Steiner has deferred an acceptance into a Masters program in physical therapy for the foreseeable future while she does pro running full time. “It’s been a dream of mine for a very long time,” she said. “I want to give back the way those people gave back to me. As an athlete I know that injury is inevitable.” She pulled her ACL playing soccer in high school, and that was a pivotal moment for her: Sports are all she knows, and what she loves was momentarily taken away from her.
Beyond sports, she’s “really into crossword puzzles right now.” I double-taxed and told her she can’t be serious and she laughed. “I also do jigsaw puzzles,” she said. Strenuous hobbies are not for her, as her career is already strenuous and she wants to take the time to decompress and chill out very seriously. She said she spends a good amount of time alone and is trying to read 25 books this year. She’s already 14 deep, and currently reading The Invitation by Lucy Foley.
She’s also interested in bringing fashion to track and field. She signed with Puma this week and the new Puma uniform only has one shoulder. “I love that fashion is coming back into track and field. Bold uniforms, bold hairstyles, makeup, I love it,” she said. “I honestly feel like when I look good I run good. I feel like my confidence exudes itself on the track.” During our interview, her entire outfit was the same color blue and she had matching blue nails—a nod to her alma mater, the University of Kentucky, where she just graduated but plans to continue living and training.
Steiner really likes and trusts her college coach and doesn’t want to part with him. “My coach is one of the main reasons I’m in this position. He completely developed me from freshman year until now.” Lexington is also not far from her hometown of Columbus, Ohio, which is where her family lives.
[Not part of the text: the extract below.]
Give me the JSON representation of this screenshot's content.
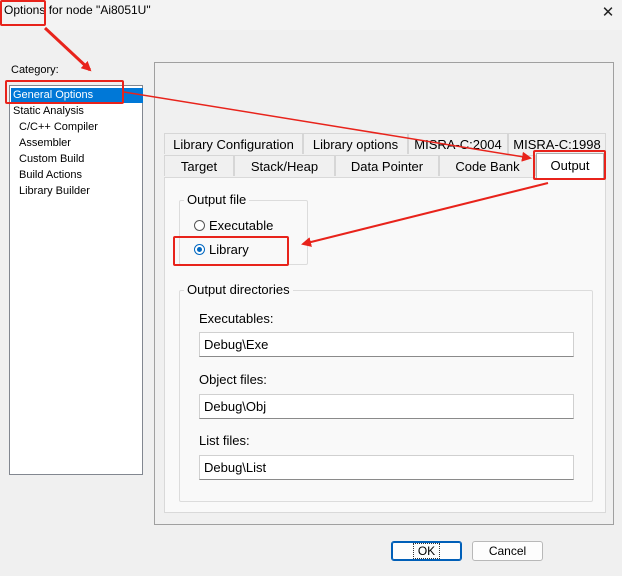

Steiner was fifth in the world, but she’s just turned 22. Fraser-Pryce is 35. Jackson is 28. Steiner’s got time. We’ll be hearing her name for a while.